[Work request] Gather all lines in the data that hold the string "amount".

(Data)

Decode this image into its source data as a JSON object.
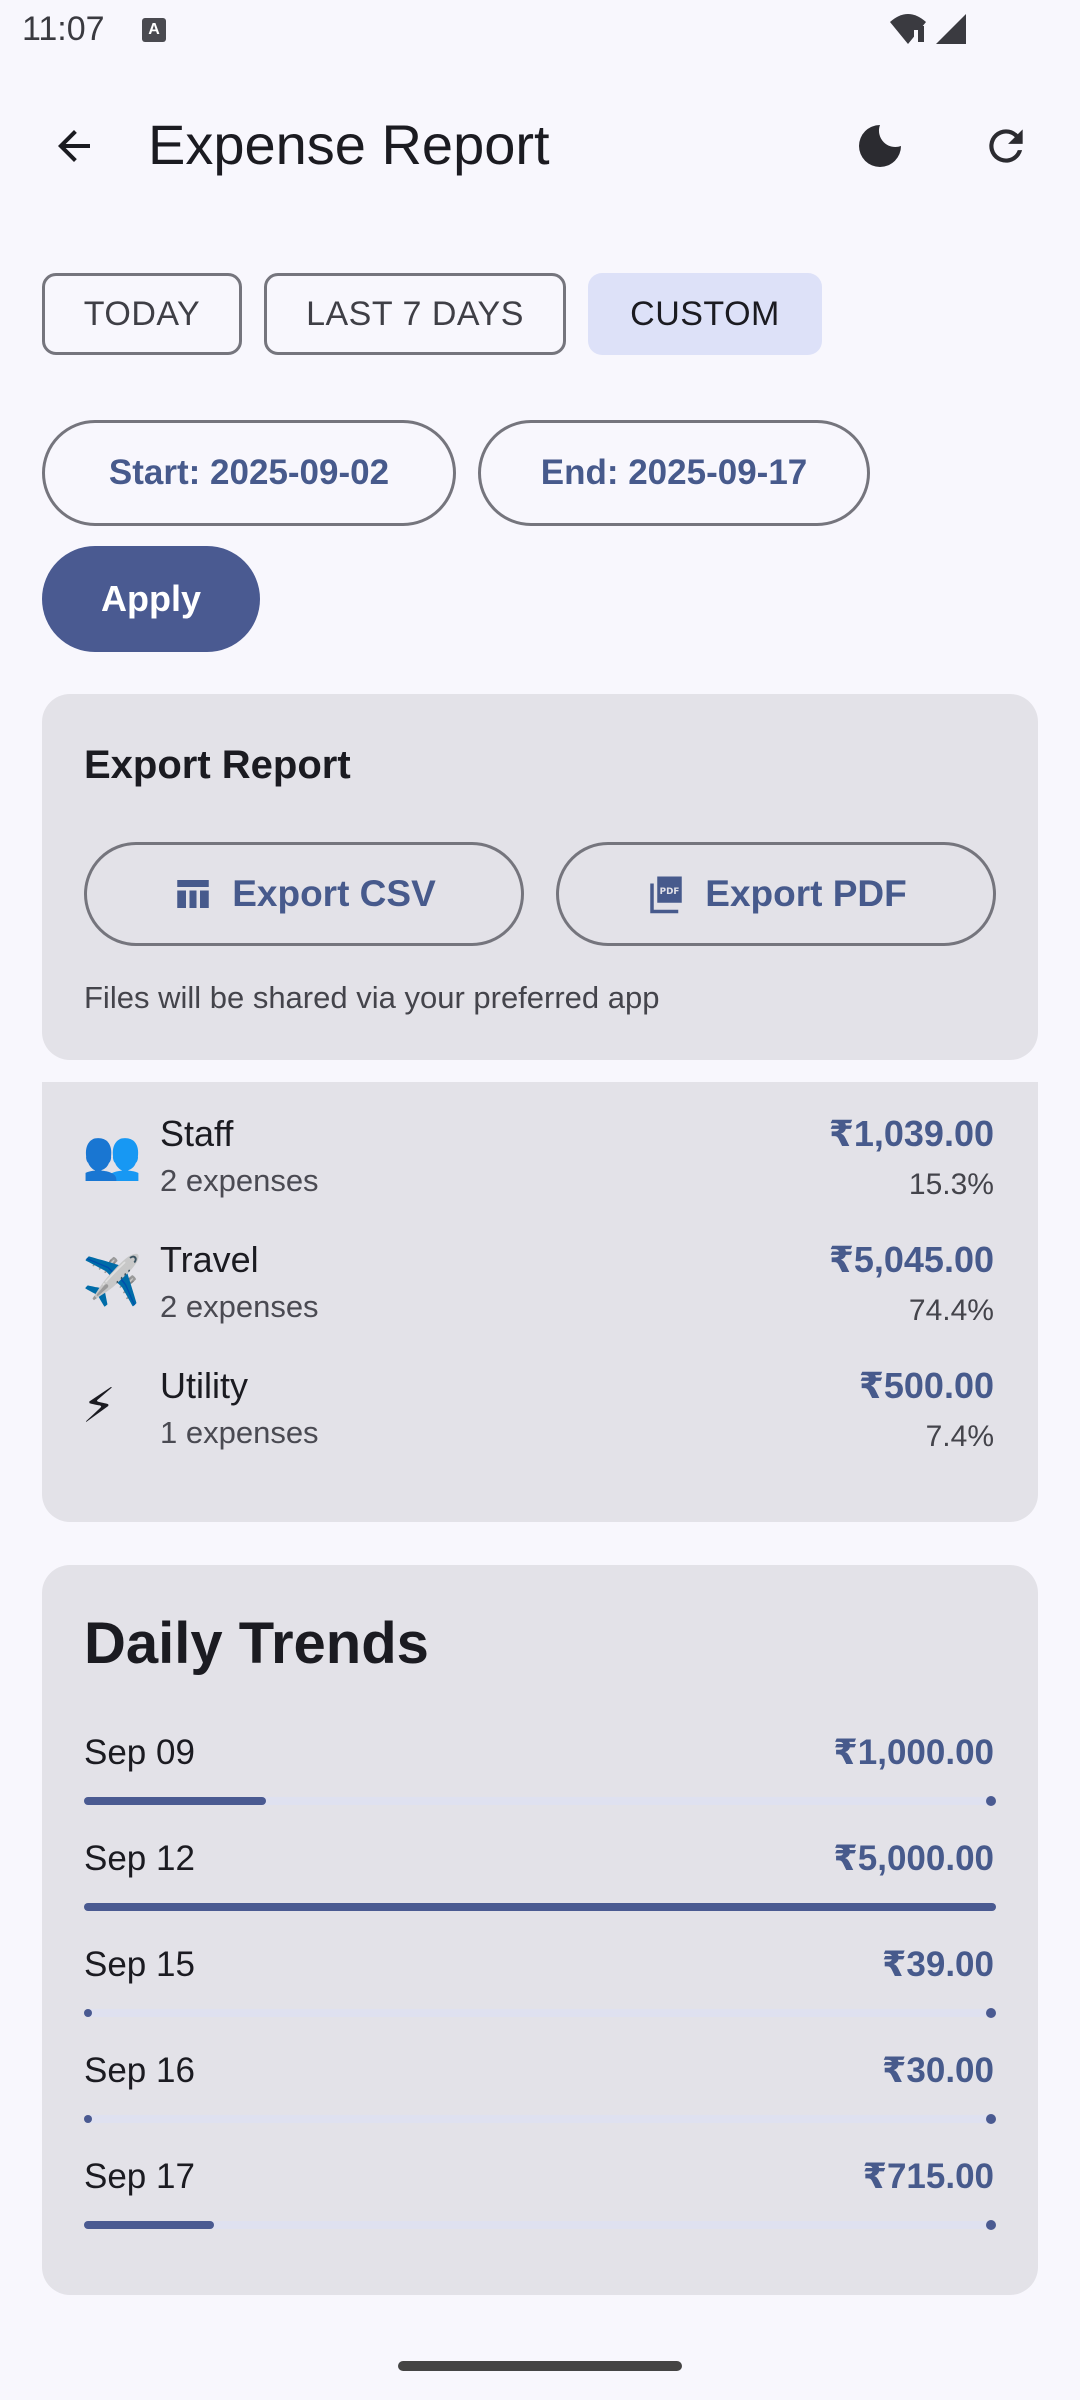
{
  "status_bar": {
    "time": "11:07",
    "notif_letter": "A"
  },
  "app_bar": {
    "title": "Expense Report",
    "back_icon": "arrow-back-icon",
    "theme_icon": "moon-icon",
    "refresh_icon": "refresh-icon"
  },
  "filters": {
    "today": "TODAY",
    "last7": "LAST 7 DAYS",
    "custom": "CUSTOM",
    "selected": "CUSTOM"
  },
  "date_range": {
    "start": "Start: 2025-09-02",
    "end": "End: 2025-09-17",
    "apply": "Apply"
  },
  "export": {
    "title": "Export Report",
    "csv_label": "Export CSV",
    "pdf_label": "Export PDF",
    "note": "Files will be shared via your preferred app"
  },
  "categories": [
    {
      "emoji": "👥",
      "name": "Staff",
      "count": "2 expenses",
      "amount": "₹1,039.00",
      "percent": "15.3%"
    },
    {
      "emoji": "✈️",
      "name": "Travel",
      "count": "2 expenses",
      "amount": "₹5,045.00",
      "percent": "74.4%"
    },
    {
      "emoji": "⚡",
      "name": "Utility",
      "count": "1 expenses",
      "amount": "₹500.00",
      "percent": "7.4%"
    }
  ],
  "daily_trends": {
    "title": "Daily Trends",
    "days": [
      {
        "label": "Sep 09",
        "amount": "₹1,000.00",
        "value": 1000
      },
      {
        "label": "Sep 12",
        "amount": "₹5,000.00",
        "value": 5000
      },
      {
        "label": "Sep 15",
        "amount": "₹39.00",
        "value": 39
      },
      {
        "label": "Sep 16",
        "amount": "₹30.00",
        "value": 30
      },
      {
        "label": "Sep 17",
        "amount": "₹715.00",
        "value": 715
      }
    ],
    "max_value": 5000
  },
  "colors": {
    "accent": "#4a5a91",
    "card": "#e3e2e8",
    "background": "#f8f7fd",
    "selected_chip": "#dde1f8"
  }
}
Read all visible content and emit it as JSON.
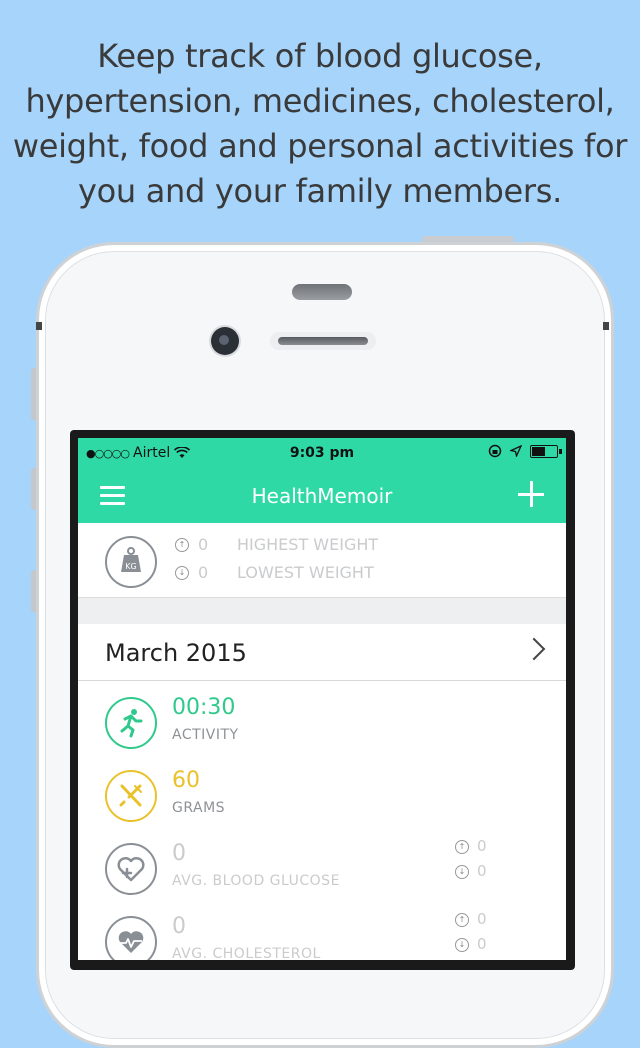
{
  "headline": {
    "lines": [
      "Keep track of blood glucose,",
      "hypertension, medicines, cholesterol,",
      "weight, food and personal activities for",
      "you and your family members."
    ]
  },
  "status_bar": {
    "carrier": "Airtel",
    "signal_dots": "●○○○○",
    "time": "9:03 pm"
  },
  "nav": {
    "title": "HealthMemoir",
    "menu_icon": "hamburger-menu-icon",
    "add_icon": "plus-icon"
  },
  "weight": {
    "icon_label": "KG",
    "highest_value": "0",
    "highest_label": "HIGHEST WEIGHT",
    "lowest_value": "0",
    "lowest_label": "LOWEST WEIGHT"
  },
  "month": {
    "label": "March 2015"
  },
  "metrics": [
    {
      "value": "00:30",
      "label": "ACTIVITY",
      "color": "#2fc98c",
      "icon": "running-person-icon"
    },
    {
      "value": "60",
      "label": "GRAMS",
      "color": "#e9c22b",
      "icon": "fork-knife-icon"
    },
    {
      "value": "0",
      "label": "AVG. BLOOD GLUCOSE",
      "color": "#c9cbcd",
      "icon": "heart-plus-icon",
      "up": "0",
      "down": "0"
    },
    {
      "value": "0",
      "label": "AVG. CHOLESTEROL",
      "color": "#c9cbcd",
      "icon": "heart-pulse-icon",
      "up": "0",
      "down": "0"
    }
  ],
  "colors": {
    "background": "#a6d4fb",
    "accent": "#2fd9a5"
  }
}
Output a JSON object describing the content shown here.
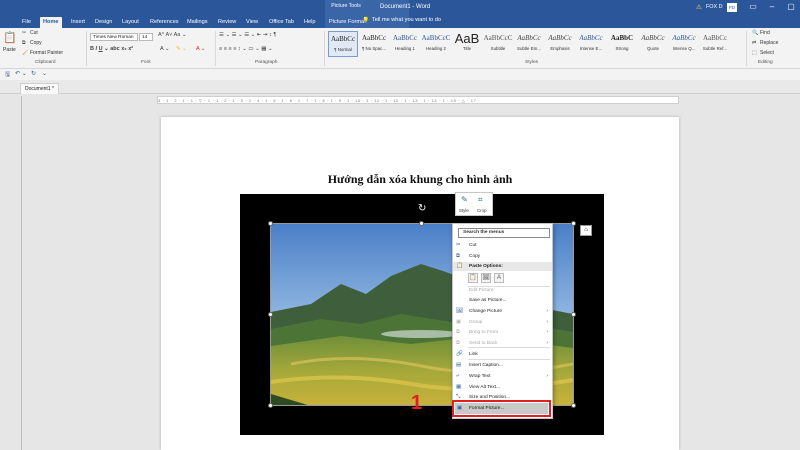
{
  "window": {
    "contextual_group": "Picture Tools",
    "doc_title": "Document1 - Word",
    "user": "FOX D",
    "avatar": "FD",
    "tell_me": "Tell me what you want to do",
    "controls": [
      "ribbon-options-icon",
      "minimize-icon",
      "maximize-icon"
    ]
  },
  "tabs": [
    "File",
    "Home",
    "Insert",
    "Design",
    "Layout",
    "References",
    "Mailings",
    "Review",
    "View",
    "Office Tab",
    "Help",
    "Picture Format"
  ],
  "ribbon": {
    "clipboard": {
      "paste": "Paste",
      "cut": "Cut",
      "copy": "Copy",
      "format_painter": "Format Painter",
      "label": "Clipboard"
    },
    "font": {
      "name": "Times New Roman",
      "size": "14",
      "label": "Font"
    },
    "paragraph": {
      "label": "Paragraph"
    },
    "styles": {
      "label": "Styles",
      "items": [
        {
          "sample": "AaBbCc",
          "name": "¶ Normal"
        },
        {
          "sample": "AaBbCc",
          "name": "¶ No Spac..."
        },
        {
          "sample": "AaBbCc",
          "name": "Heading 1"
        },
        {
          "sample": "AaBbCcC",
          "name": "Heading 2"
        },
        {
          "sample": "AaB",
          "name": "Title"
        },
        {
          "sample": "AaBbCcC",
          "name": "Subtitle"
        },
        {
          "sample": "AaBbCc",
          "name": "Subtle Em..."
        },
        {
          "sample": "AaBbCc",
          "name": "Emphasis"
        },
        {
          "sample": "AaBbCc",
          "name": "Intense E..."
        },
        {
          "sample": "AaBbC",
          "name": "Strong"
        },
        {
          "sample": "AaBbCc",
          "name": "Quote"
        },
        {
          "sample": "AaBbCc",
          "name": "Intense Q..."
        },
        {
          "sample": "AaBbCc",
          "name": "Subtle Ref..."
        }
      ]
    },
    "editing": {
      "find": "Find",
      "replace": "Replace",
      "select": "Select",
      "label": "Editing"
    }
  },
  "doc_tab": "Document1 *",
  "ruler": "3 · 1 · 2 · 1 · 1 · ▽ · 1 · 1 · 2 · 1 · 3 · 1 · 4 · 1 · 5 · 1 · 6 · 1 · 7 · 1 · 8 · 1 · 9 · 1 · 10 · 1 · 11 · 1 · 12 · 1 · 13 · 1 · 14 · 1 · 15 · △ · 17 ·",
  "document": {
    "heading": "Hướng dẫn xóa khung cho hình ảnh"
  },
  "mini_toolbar": {
    "style": "Style",
    "crop": "Crop"
  },
  "context_menu": {
    "search_placeholder": "Search the menus",
    "items": [
      {
        "label": "Cut",
        "icon": "scissors-icon",
        "disabled": false
      },
      {
        "label": "Copy",
        "icon": "copy-icon",
        "disabled": false
      },
      {
        "label": "Paste Options:",
        "icon": "paste-icon",
        "disabled": false
      },
      {
        "label": "Edit Picture",
        "icon": "",
        "disabled": true
      },
      {
        "label": "Save as Picture...",
        "icon": "",
        "disabled": false
      },
      {
        "label": "Change Picture",
        "icon": "change-picture-icon",
        "disabled": false
      },
      {
        "label": "Group",
        "icon": "group-icon",
        "disabled": true
      },
      {
        "label": "Bring to Front",
        "icon": "bring-front-icon",
        "disabled": true
      },
      {
        "label": "Send to Back",
        "icon": "send-back-icon",
        "disabled": true
      },
      {
        "label": "Link",
        "icon": "link-icon",
        "disabled": false
      },
      {
        "label": "Insert Caption...",
        "icon": "caption-icon",
        "disabled": false
      },
      {
        "label": "Wrap Text",
        "icon": "wrap-text-icon",
        "disabled": false
      },
      {
        "label": "View Alt Text...",
        "icon": "alt-text-icon",
        "disabled": false
      },
      {
        "label": "Size and Position...",
        "icon": "size-position-icon",
        "disabled": false
      }
    ],
    "format_picture": "Format Picture..."
  },
  "step_number": "1",
  "colors": {
    "accent": "#2b579a",
    "highlight": "#e02020"
  }
}
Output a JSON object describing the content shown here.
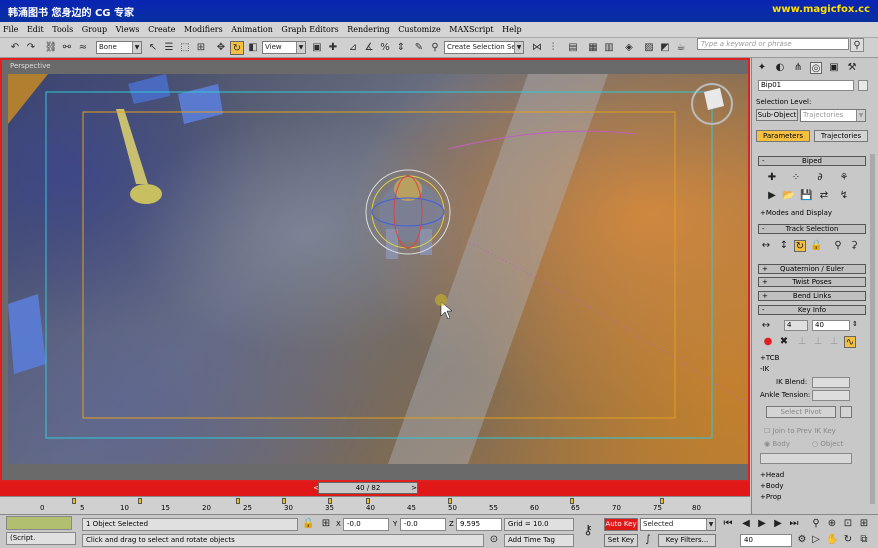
{
  "title_bar": {
    "left": "韩涌图书 您身边的 CG 专家",
    "right": "www.magicfox.cc"
  },
  "menu": [
    "File",
    "Edit",
    "Tools",
    "Group",
    "Views",
    "Create",
    "Modifiers",
    "Animation",
    "Graph Editors",
    "Rendering",
    "Customize",
    "MAXScript",
    "Help"
  ],
  "toolbar": {
    "filter": "Bone",
    "refcoord": "View",
    "named_selection": "Create Selection Set",
    "search_placeholder": "Type a keyword or phrase"
  },
  "viewport": {
    "label": "Perspective"
  },
  "timeline": {
    "frame_display": "40 / 82",
    "ticks": [
      "0",
      "5",
      "10",
      "15",
      "20",
      "25",
      "30",
      "35",
      "40",
      "45",
      "50",
      "55",
      "60",
      "65",
      "70",
      "75",
      "80"
    ]
  },
  "command_panel": {
    "object_name": "Bip01",
    "selection_level": "Selection Level:",
    "sub_object": "Sub-Object",
    "trajectories_combo": "Trajectories",
    "tab_parameters": "Parameters",
    "tab_trajectories": "Trajectories",
    "biped": "Biped",
    "modes_display": "Modes and Display",
    "track_selection": "Track Selection",
    "quaternion": "Quaternion / Euler",
    "twist_poses": "Twist Poses",
    "bend_links": "Bend Links",
    "key_info": "Key Info",
    "key_num": "4",
    "key_frame": "40",
    "tcb": "TCB",
    "ik": "IK",
    "ik_blend": "IK Blend:",
    "ankle_tension": "Ankle Tension:",
    "select_pivot": "Select Pivot",
    "join_prev": "Join to Prev IK Key",
    "body": "Body",
    "object": "Object",
    "head": "Head",
    "body2": "Body",
    "prop": "Prop"
  },
  "status": {
    "selected": "1 Object Selected",
    "prompt": "Click and drag to select and rotate objects",
    "script": "(Script.",
    "x_label": "X",
    "x": "-0.0",
    "y_label": "Y",
    "y": "-0.0",
    "z_label": "Z",
    "z": "9.595",
    "grid": "Grid = 10.0",
    "add_time_tag": "Add Time Tag",
    "auto_key": "Auto Key",
    "set_key": "Set Key",
    "selected_combo": "Selected",
    "key_filters": "Key Filters...",
    "current_frame": "40"
  },
  "colors": {
    "accent_red": "#e01818",
    "orange_tab": "#f5c040"
  }
}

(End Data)

[The completed task]
      "amount": "₹1,039.00",
      "amount": "₹5,045.00",
      "amount": "₹500.00",
        "amount": "₹1,000.00",
        "amount": "₹5,000.00",
        "amount": "₹39.00",
        "amount": "₹30.00",
        "amount": "₹715.00",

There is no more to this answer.